The Equal Pay Act 1970 (which came into operation on 29 December 1975) provides for an “equality clause” to be written into all contracts of employment. S.1(2) (a) of the 1970 Act (which has been amended by the Sex Discrimination Act 1975) provides:
Gives historical background to the new interest in “showcasing” inner cities of the USA. Focuses on Philadelphia as an example of government‐business alliance. Notes the…
Gives historical background to the new interest in “showcasing” inner cities of the USA. Focuses on Philadelphia as an example of government‐business alliance. Notes the former negative attitudes of public and private police toward each other and contrasts this with the growing understanding of their complementary roles.
Finance textbooks typically state that 8 to 20 stocks can provide adequate diversification for a portfolio. However, these recommendations usually assume a short time…

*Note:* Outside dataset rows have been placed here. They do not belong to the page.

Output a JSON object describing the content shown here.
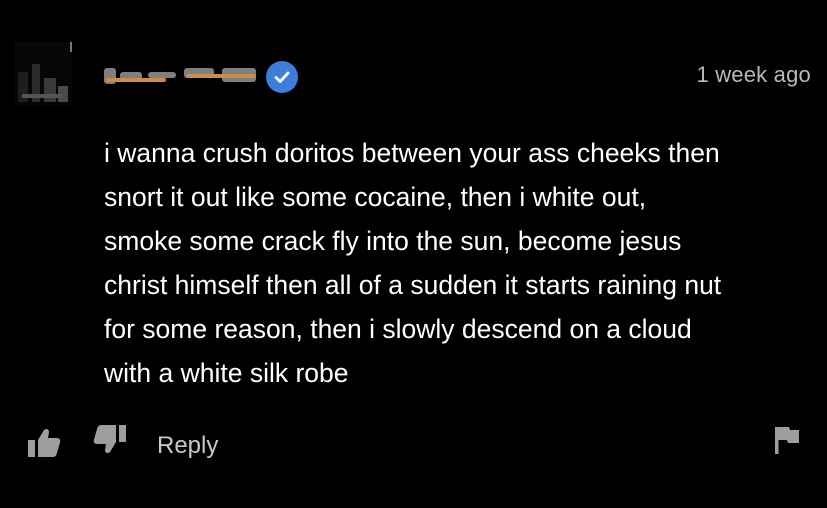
{
  "comment": {
    "timestamp": "1 week ago",
    "lines": [
      "i wanna crush doritos between your ass cheeks then",
      "snort it out like some cocaine, then i white out,",
      "smoke some crack fly into the sun, become jesus",
      "christ himself then all of a sudden it starts raining nut",
      "for some reason, then i slowly descend on a cloud",
      "with a white silk robe"
    ]
  },
  "actions": {
    "reply_label": "Reply"
  },
  "colors": {
    "background": "#000000",
    "verified_badge": "#3b7fdb",
    "timestamp_text": "#b9b9b9",
    "icon_gray": "#9e9e9e"
  },
  "icons": [
    "verified-badge-icon",
    "thumbs-up-icon",
    "thumbs-down-icon",
    "flag-icon"
  ]
}
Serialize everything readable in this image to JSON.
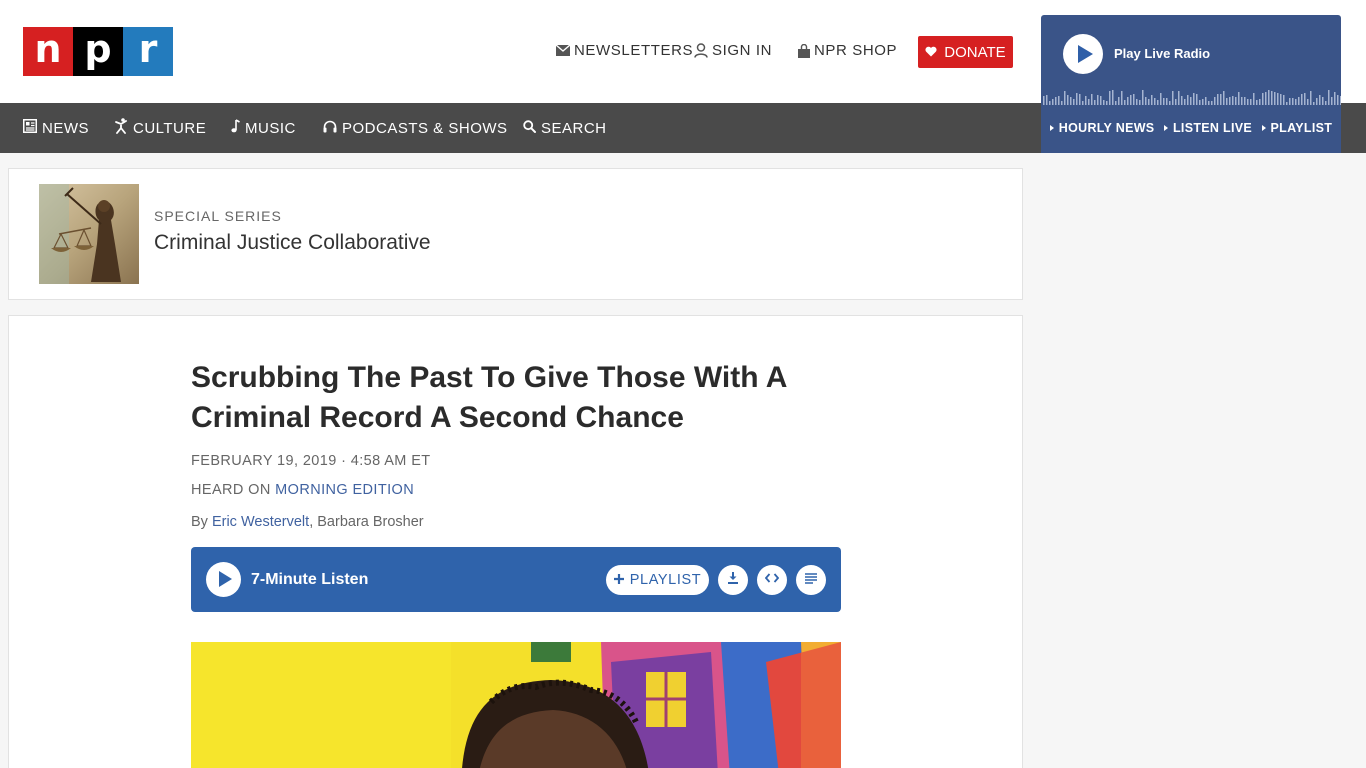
{
  "brand": {
    "logo_letters": [
      "n",
      "p",
      "r"
    ],
    "colors": {
      "n": "#d62021",
      "p": "#000000",
      "r": "#237bbd"
    }
  },
  "header": {
    "newsletters": "NEWSLETTERS",
    "sign_in": "SIGN IN",
    "shop": "NPR SHOP",
    "donate": "DONATE"
  },
  "nav": {
    "news": "NEWS",
    "culture": "CULTURE",
    "music": "MUSIC",
    "podcasts": "PODCASTS & SHOWS",
    "search": "SEARCH"
  },
  "radio": {
    "play_label": "Play Live Radio",
    "links": [
      "HOURLY NEWS",
      "LISTEN LIVE",
      "PLAYLIST"
    ]
  },
  "series": {
    "kicker": "SPECIAL SERIES",
    "title": "Criminal Justice Collaborative"
  },
  "article": {
    "headline": "Scrubbing The Past To Give Those With A Criminal Record A Second Chance",
    "date": "FEBRUARY 19, 2019 · 4:58 AM ET",
    "heard_on_prefix": "HEARD ON ",
    "heard_on_show": "MORNING EDITION",
    "by_prefix": "By ",
    "author1": "Eric Westervelt",
    "author_sep": ", ",
    "author2": "Barbara Brosher"
  },
  "player": {
    "listen_label": "7-Minute Listen",
    "playlist_label": "PLAYLIST",
    "icons": [
      "download-icon",
      "embed-icon",
      "transcript-icon"
    ]
  },
  "icons": {
    "newsletters": "envelope-icon",
    "sign_in": "user-icon",
    "shop": "bag-icon",
    "donate": "heart-icon",
    "news": "newspaper-icon",
    "culture": "dancer-icon",
    "music": "music-note-icon",
    "podcasts": "headphones-icon",
    "search": "search-icon"
  }
}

Finance textbooks typically state that 8 to 20 stocks can provide adequate diversification for a portfolio. However, these recommendations usually assume a short time horizon such as one year. We examine 20‐year cumulative rates of return and ending wealth from an initial $100,000 investment allocated among 100 large U.S. stocks. Probability distributions obtained from simulations illustrate the shortfall risk faced by investors who own fewer titan 100 stocks. Five percent of the 20‐stock portfolios have ending wealth shortfalls exceeding 28%. These findings suggest that 8 to 20 stocks may be insufficient for long‐term investors.